The Collapse of the Family Tree Latest Evidence: Sahelanthropus tchadensis
and The Missing Link That Never Was
The Secret History of Homo sapiens Huts and Footprints












 The Collapse of the Family Tree

What we have investigated so far forms a clear picture: The scenario of "human evolution" is a complete fiction. In order for such a family tree to represent the truth, a gradual evolution from ape to man must have taken place and a fossil record of this process should be able to be found. In fact, however, there is a huge gap between apes and humans. Skeletal structures, cranial capacities, and such criteria as walking upright or bent sharply forward distinguish humans from apes. (We already mentioned that on the basis of recent research done in 1994 on the inner ear, Australopithecus and Homo habilis were reclassified as apes, while Homo erectus was reclassified as a fully modern human.)

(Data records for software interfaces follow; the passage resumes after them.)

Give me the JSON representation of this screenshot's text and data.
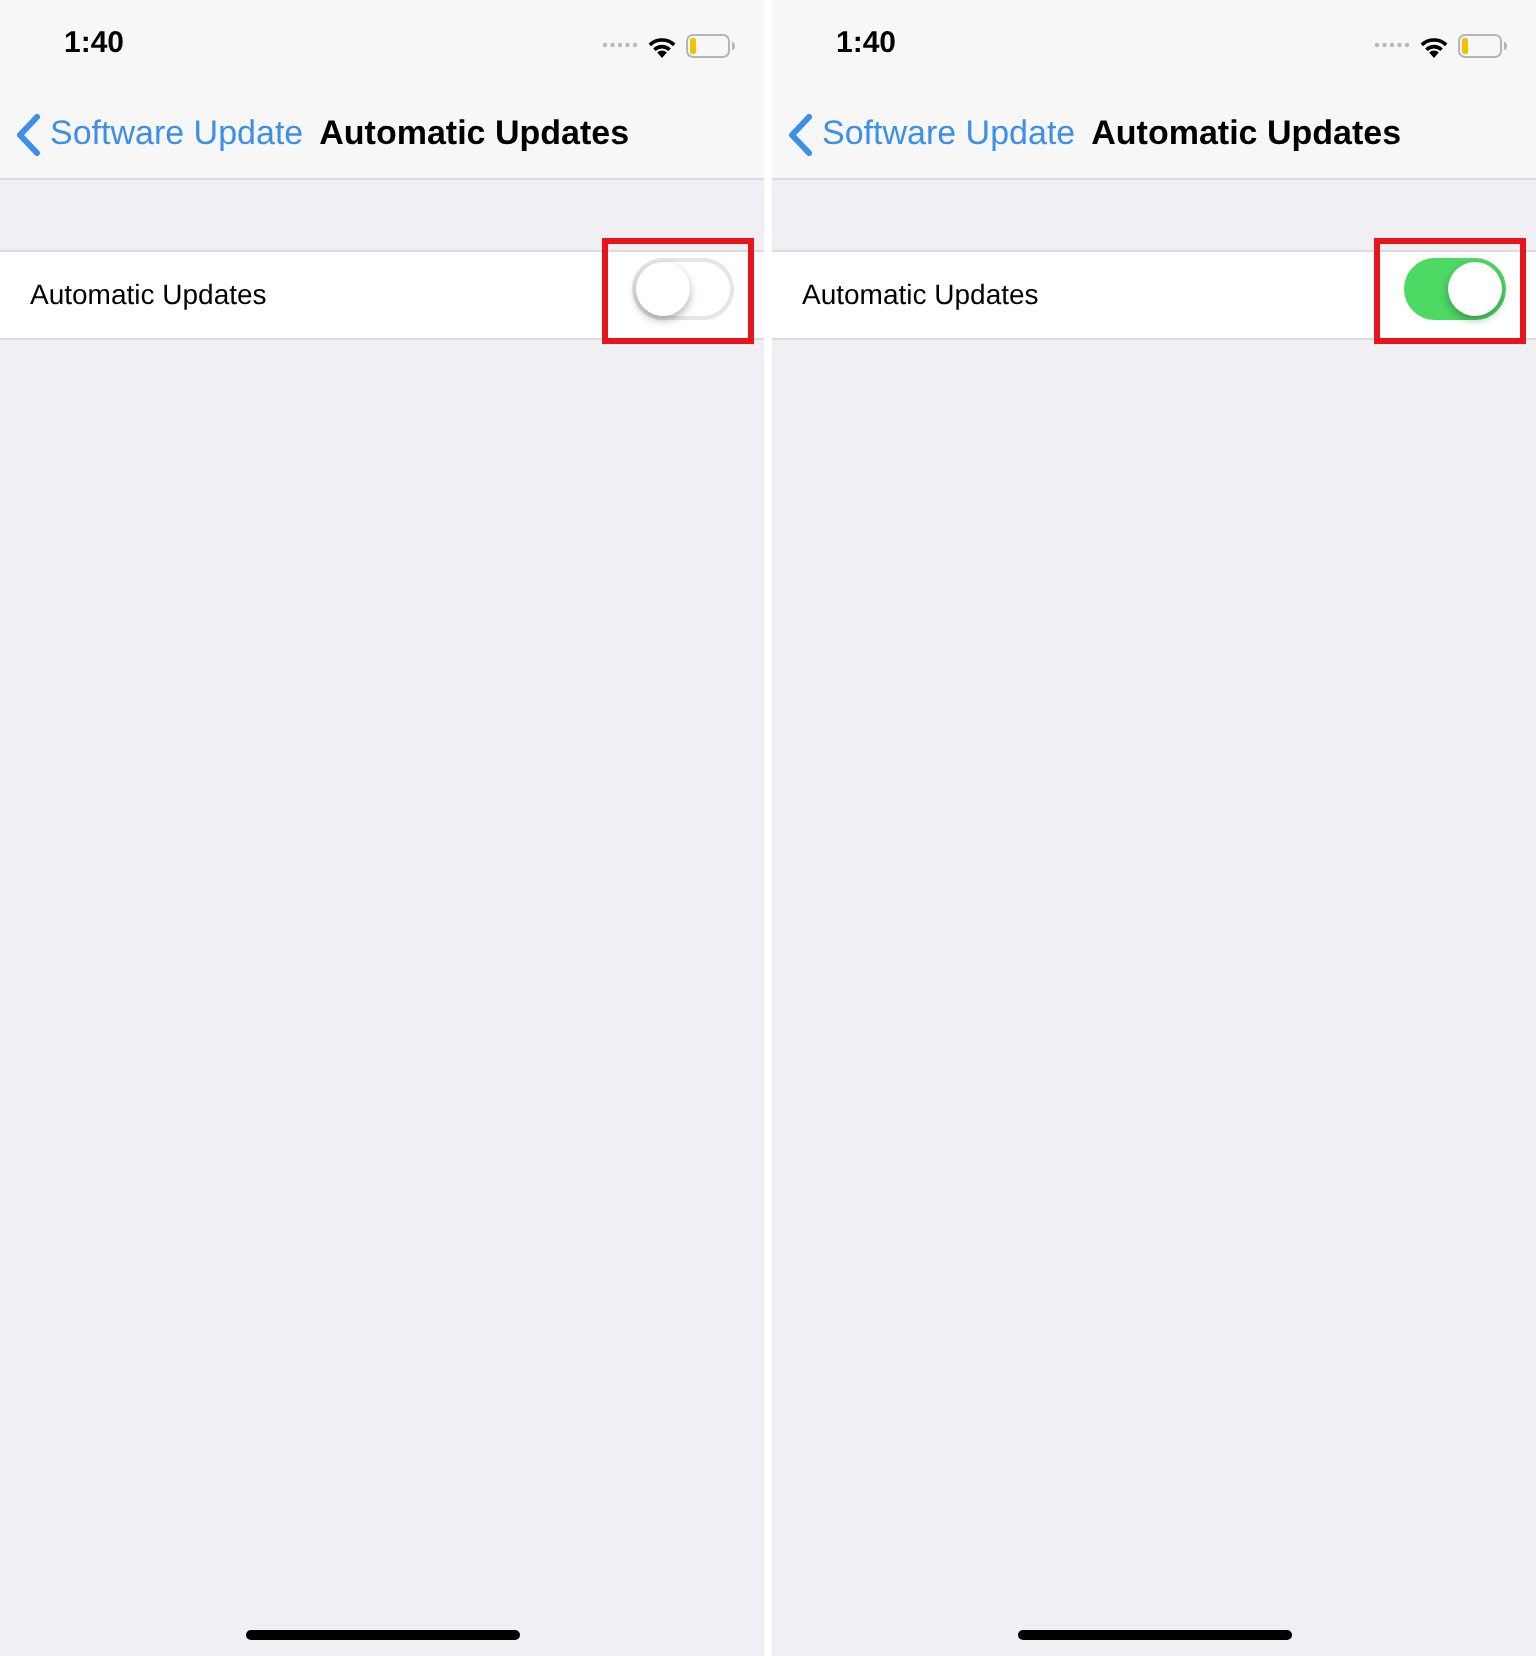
{
  "screens": [
    {
      "status_bar": {
        "time": "1:40"
      },
      "nav_bar": {
        "back_label": "Software Update",
        "title": "Automatic Updates"
      },
      "settings": [
        {
          "kind": "toggle",
          "label": "Automatic Updates",
          "on": false,
          "highlighted": true
        }
      ]
    },
    {
      "status_bar": {
        "time": "1:40"
      },
      "nav_bar": {
        "back_label": "Software Update",
        "title": "Automatic Updates"
      },
      "settings": [
        {
          "kind": "toggle",
          "label": "Automatic Updates",
          "on": true,
          "highlighted": true
        }
      ]
    }
  ]
}
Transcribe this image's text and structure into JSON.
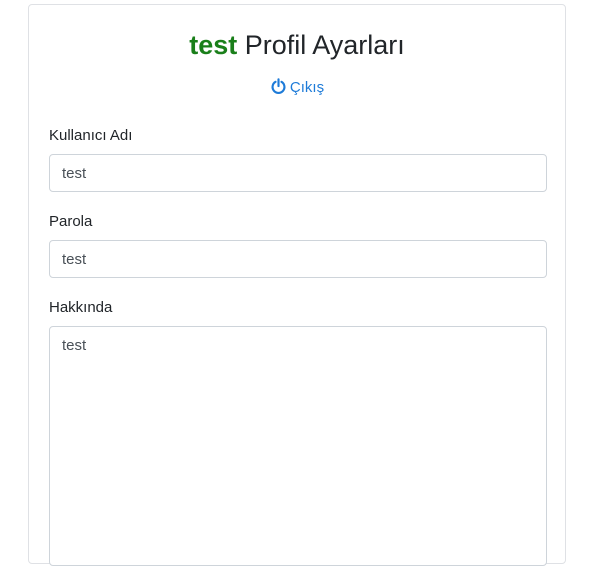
{
  "header": {
    "username": "test",
    "title_suffix": "Profil Ayarları"
  },
  "logout": {
    "label": "Çıkış",
    "icon": "power-icon",
    "color": "#1e7bd8"
  },
  "form": {
    "username_label": "Kullanıcı Adı",
    "username_value": "test",
    "password_label": "Parola",
    "password_value": "test",
    "about_label": "Hakkında",
    "about_value": "test"
  },
  "colors": {
    "username_accent": "#1a7f1a",
    "link": "#1e7bd8"
  }
}
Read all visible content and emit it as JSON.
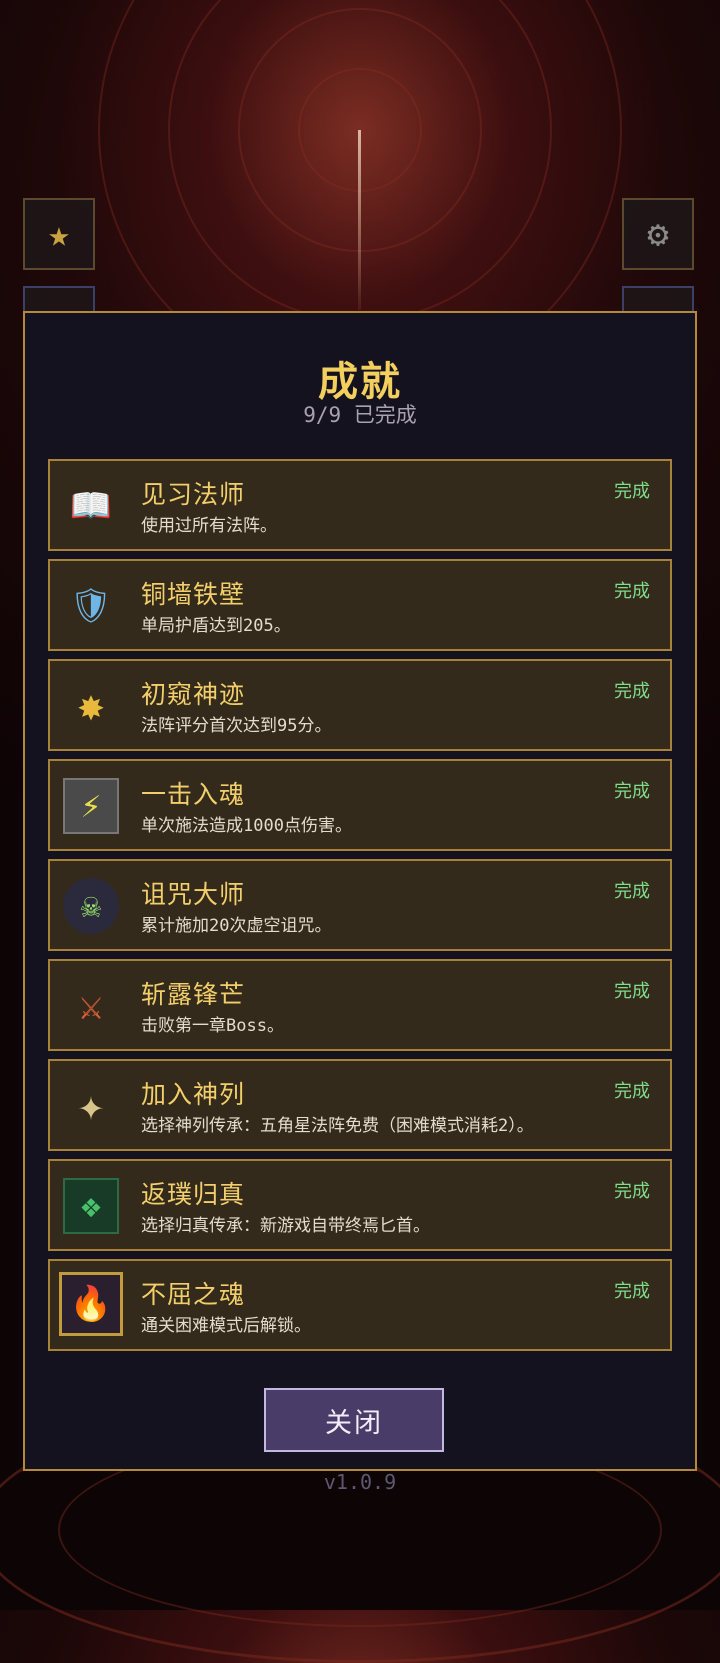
{
  "header": {
    "left_button_icon": "star-icon",
    "right_button_icon": "gear-icon"
  },
  "modal": {
    "title": "成就",
    "subtitle": "9/9 已完成",
    "close_label": "关闭"
  },
  "achievements": [
    {
      "title": "见习法师",
      "desc": "使用过所有法阵。",
      "status": "完成",
      "icon": "spellbook-icon",
      "glyph": "📖"
    },
    {
      "title": "铜墙铁壁",
      "desc": "单局护盾达到205。",
      "status": "完成",
      "icon": "shield-icon",
      "glyph": "🛡"
    },
    {
      "title": "初窥神迹",
      "desc": "法阵评分首次达到95分。",
      "status": "完成",
      "icon": "golden-star-badge-icon",
      "glyph": "✸"
    },
    {
      "title": "一击入魂",
      "desc": "单次施法造成1000点伤害。",
      "status": "完成",
      "icon": "flaming-fist-icon",
      "glyph": "⚡"
    },
    {
      "title": "诅咒大师",
      "desc": "累计施加20次虚空诅咒。",
      "status": "完成",
      "icon": "curse-skull-emblem-icon",
      "glyph": "☠"
    },
    {
      "title": "斩露锋芒",
      "desc": "击败第一章Boss。",
      "status": "完成",
      "icon": "boss-slayer-icon",
      "glyph": "⚔"
    },
    {
      "title": "加入神列",
      "desc": "选择神列传承：五角星法阵免费（困难模式消耗2）。",
      "status": "完成",
      "icon": "winged-star-emblem-icon",
      "glyph": "✦"
    },
    {
      "title": "返璞归真",
      "desc": "选择归真传承：新游戏自带终焉匕首。",
      "status": "完成",
      "icon": "green-rune-icon",
      "glyph": "❖"
    },
    {
      "title": "不屈之魂",
      "desc": "通关困难模式后解锁。",
      "status": "完成",
      "icon": "purple-flame-soul-icon",
      "glyph": "🔥"
    }
  ],
  "footer": {
    "version": "v1.0.9"
  },
  "colors": {
    "title": "#f3cf5e",
    "status": "#7fdc8a",
    "card_bg": "#332a1b",
    "card_border": "#a9823a",
    "modal_bg": "#15121f",
    "button_bg": "#4a3c69"
  }
}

Another significant finding proving that there can be no family-tree relationship among these different species is that species that are presented as ancestors of others in fact lived concurrently. If, as evolutionists claim, Australopithecus changed into Homo habilis, which, in turn, turned into Homo erectus , the periods they lived in should necessarily have followed each other. However, there is no such chronological order to be seen in the fossil record.

According to evolutionist estimates, Australopithecus lived from 4 million up until 1 million years ago. The creatures classified as Homo habilis, on the other hand, are thought to have lived until 1.7 to 1.9 million years ago. Homo rudolfensis, which is said to have been more "advanced" than Homo habilis, is known to be as old as from 2.5 to 2.8 million years! That is to say, Homo rudolfensis is nearly 1 million years older than Homo habilis, of which it is alleged to have been the "ancestor." On the other hand, the age of Homo erectus goes as far back as 1.6-1.8 million years ago, which means that Homo erectus appeared on the earth in the same time frame as its so-called ancestor, Homo habilis.

Alan Walker confirms this fact by stating that "there is evidence from East Africa for late-surviving small Australopithecus individuals that were contemporaneous first with H. Habilis, then with H. erectus."208 Louis Leakey has found fossils of Australopithecus, Homo habilis and Homo erectus almost next to each other in the Olduvai Gorge region of Tanzania, in the Bed II layer.209

There is definitely no such family tree. Stephen Jay Gould, the paleontologist from Harvard University, explains this deadlock faced by evolution, although he is an evolutionist himself:

What has become of our ladder if there are three coexisting lineages of hominids (A. africanus, the robust australopithecines, and H. habilis), none clearly derived from another? Moreover, none of the three display any evolutionary trends during their tenure on earth.210

When we move on from Homo erectus to Homo sapiens , we again see that there is no family tree to talk about. There is evidence showing that Homo erectus and archaic Homo sapiens continued living up to 27,000 years and even as recently as 10,000 years before our time. In the Kow Swamp in Australia, some 13,000-year-old Homo erectus skulls have been found. On the island of Java, Homo erectus remains were found that are 27,000 years old.211

One of the most surprising discoveries in this area was the 30,000-year-old Homo erectus , Neanderthal , and Homo sapiens fossils found in Java in 1996. The New York Times wrote in its cover story: "Until about a couple of decades ago, scientists conceived of the human lineage as a neat progression of one species to the next and generally thought it impossible that two species could have overlapped in place or time."212

This discovery reveals once again the invalidity of the "evolutionary tree" scenario regarding the origin of man.

208 R.E.F. Leakey, A. Walker, "On the Status of Australopithecus afarensis", Science, vol. 207, issue 4435, 7 March 1980, p. 1103.
209 A. J. Kelso, Physical Antropology, 1st ed., J. B. Lipincott Co., New York, 1970, p. 221; M. D. Leakey, Olduvai Gorge, vol. 3, Cambridge University Press, Cambridge, 1971, p. 272.
210 S. J. Gould, Natural History, vol. 85, 1976, p. 30. (emphasis added)
211 Jeffrey Kluger, "Not So Extinct After All: The Primitive Homo erectus May Have Survived Long Enough To Coexist With Modern Humans," Time, 23 December 1996.
212 John Noble Wilford, "3 Human Species Coexisted Eons Ago, New Data Suggest," The New York Times, 13 December 1996.